Today's new Banksy post has been unveiled, and this time around it's a Nazi soldier painted into another oil painting. He wrote: "A thrift store painting vandalised then re-donated to the thrift store." That thrift store is Housing Works on East 23rd Street... and we're guessing a lot of people are headed there to try to buy it right now. He calls the piece: "The banality of the banality of evil."

There are only TWO MORE DAYS of the elusive street artist's open-air art show that has taken over the streets all month.

UPDATE, 3:35 p.m.: We called this Housing Works and were told the painting will be going up for auction. They aren't sure what the starting price will be as of now. The woman we spoke to told us it was dropped off earlier today, but she didn't see who dropped it off. The manager Rob says the painting sold two months ago for about $50... "it just reappeared. It's been there since this morning, no one noticed it."

For those who don't know, Housing Works is a great organization with a mission "to end the dual crises of homelessness and AIDS through relentless advocacy, the provision of lifesaving services, and entrepreneurial businesses that sustain our efforts."

UPDATE, 4 p.m.: Beatrice, another manager, tells us it will be in the store for two weeks before going to auction. It was given to them by an "anonymous donor" they say. We are told they received confirmation early this morning and it seems like they got a suggestion to hang it in that spot, as well. They promise to send out more information and details in a press release soon. So today's late drop was likely so that something could hang in plain view all day—but supposedly no one noticed or commented on it.

UPDATE, 4:15 p.m.: According to an email we just received from Housing Works, "The piece will go up for auction to benefit Housing Works at Bidding for Good this evening starting at $74,000. The exact time is undetermined. It will only run for 2 day through October 31st."

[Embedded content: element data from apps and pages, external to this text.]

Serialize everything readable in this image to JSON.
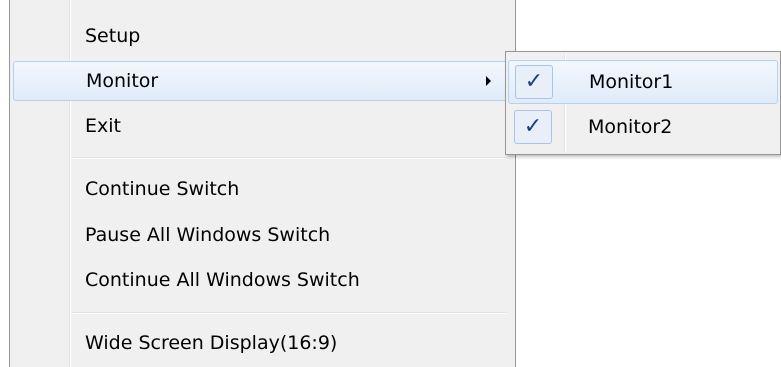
{
  "menu": {
    "items": [
      {
        "label": "Setup"
      },
      {
        "label": "Monitor"
      },
      {
        "label": "Exit"
      },
      {
        "label": "Continue Switch"
      },
      {
        "label": "Pause All Windows Switch"
      },
      {
        "label": "Continue All Windows Switch"
      },
      {
        "label": "Wide Screen Display(16:9)"
      }
    ]
  },
  "submenu": {
    "items": [
      {
        "label": "Monitor1",
        "checked": true,
        "check_glyph": "✓"
      },
      {
        "label": "Monitor2",
        "checked": true,
        "check_glyph": "✓"
      }
    ]
  },
  "colors": {
    "menu_background": "#f0f0f0",
    "hover_border": "#b4d0f6",
    "check_color": "#1b3f8b"
  },
  "icons": {
    "submenu_arrow": "chevron-right-icon",
    "check": "checkmark-icon"
  }
}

The painting is originally by K. Sager, and below his signature on the painting is Banksy's.

Additional reporting by Scott Lynch and Nic Garcia